Riyadh: Yemen’s foreign minister called on Wednesday for a Saudi-led military coalition targeting Al Houthi rebels in his country to send ground troops.
“Yes I’m calling for this [ground forces] because I think at some stage air strikes will be ineffective,” Riyadh Yassin said during an interview in the Saudi capital where he has taken refuge along with President Abd Rabbo Mansour Hadi.
His appeal coincided with warnings from aid groups about a brewing humanitarian crisis and civilian casualties in Yemen, where the coalition began air strikes a week ago.
Yassin said ground forces would cause “less civilian casualties”, but added the main reason he proposes a land operation is to enable aid deliveries.
“I am suggesting to start as soon as possible,” he added.

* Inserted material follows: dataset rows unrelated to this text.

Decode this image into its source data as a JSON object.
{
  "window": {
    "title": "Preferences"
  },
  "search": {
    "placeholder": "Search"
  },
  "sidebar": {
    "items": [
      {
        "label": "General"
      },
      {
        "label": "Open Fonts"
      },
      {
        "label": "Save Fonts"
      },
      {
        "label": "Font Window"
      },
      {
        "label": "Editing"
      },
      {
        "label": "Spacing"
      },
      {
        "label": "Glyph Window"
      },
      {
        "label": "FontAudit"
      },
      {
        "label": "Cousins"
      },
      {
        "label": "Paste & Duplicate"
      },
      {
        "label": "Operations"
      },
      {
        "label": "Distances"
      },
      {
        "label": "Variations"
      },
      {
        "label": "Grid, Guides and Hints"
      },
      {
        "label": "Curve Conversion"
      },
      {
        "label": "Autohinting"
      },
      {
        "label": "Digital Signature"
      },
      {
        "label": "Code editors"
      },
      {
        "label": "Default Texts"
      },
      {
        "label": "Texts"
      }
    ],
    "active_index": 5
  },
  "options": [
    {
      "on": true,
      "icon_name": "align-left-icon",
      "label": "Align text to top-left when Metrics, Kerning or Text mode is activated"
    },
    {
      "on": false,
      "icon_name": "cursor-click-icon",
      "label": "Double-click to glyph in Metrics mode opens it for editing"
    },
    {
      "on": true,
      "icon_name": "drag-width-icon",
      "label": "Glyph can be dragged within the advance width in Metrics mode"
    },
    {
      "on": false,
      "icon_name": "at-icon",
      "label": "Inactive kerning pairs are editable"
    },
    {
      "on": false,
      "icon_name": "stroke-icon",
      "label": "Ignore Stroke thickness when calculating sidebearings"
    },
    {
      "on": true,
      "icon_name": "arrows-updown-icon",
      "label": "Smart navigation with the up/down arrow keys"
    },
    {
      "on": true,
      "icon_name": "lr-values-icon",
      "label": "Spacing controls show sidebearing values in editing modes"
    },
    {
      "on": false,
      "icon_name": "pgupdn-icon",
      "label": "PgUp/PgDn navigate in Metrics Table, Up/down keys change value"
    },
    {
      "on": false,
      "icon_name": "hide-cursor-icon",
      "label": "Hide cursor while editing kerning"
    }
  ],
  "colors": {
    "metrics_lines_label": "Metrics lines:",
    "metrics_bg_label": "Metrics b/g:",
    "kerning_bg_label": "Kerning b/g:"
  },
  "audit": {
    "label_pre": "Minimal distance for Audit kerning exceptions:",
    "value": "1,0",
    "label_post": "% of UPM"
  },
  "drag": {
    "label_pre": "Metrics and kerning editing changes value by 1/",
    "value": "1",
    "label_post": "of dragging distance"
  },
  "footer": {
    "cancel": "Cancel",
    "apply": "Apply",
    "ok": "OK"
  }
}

“We don’t have a safe place from where they can operate,” he said of the aid groups.
On Tuesday the Saudi-led coalition’s spokesman, Brigadier General Ahmad Assiri, said that “so far there is no need for land intervention” in Yemen, but the need might arise “at any time”.
A Western diplomatic source on Wednesday said that a land offensive would be “very, very complicated and difficult”, partly because it would have to pass mountainous terrain in the country’s north, with which Al Houthi rebels are highly familiar.
The source ruled out a seaborne landing because the coalition lacks amphibious forces.
But the foreign minister said troops could come in from the south, around the port city of Aden, which would be relatively easy to secure and could become a safe haven for humanitarian operations.
Aid agencies said on Tuesday they could not get assistance into Yemen.
The closure of the country’s international airports, and restrictions on seaports, are hampering delivery, Doctors Without Borders said.
Al Assiri said all kinds of assistance for Yemen’s needy are welcome, but it has to go through “diplomatic channels”.
He said the movement of aid needs to be coordinated with the military “to make sure that we don’t have any mistakes or any misunderstandings concerning the movement in the ports or airports or through the Saudi border.”
Since Friday at least 93 civilians have been killed and 364 wounded in the conflict, the UN human rights office said on Tuesday.
“I’m very, very concerned” about the civilian impact, Yassin said.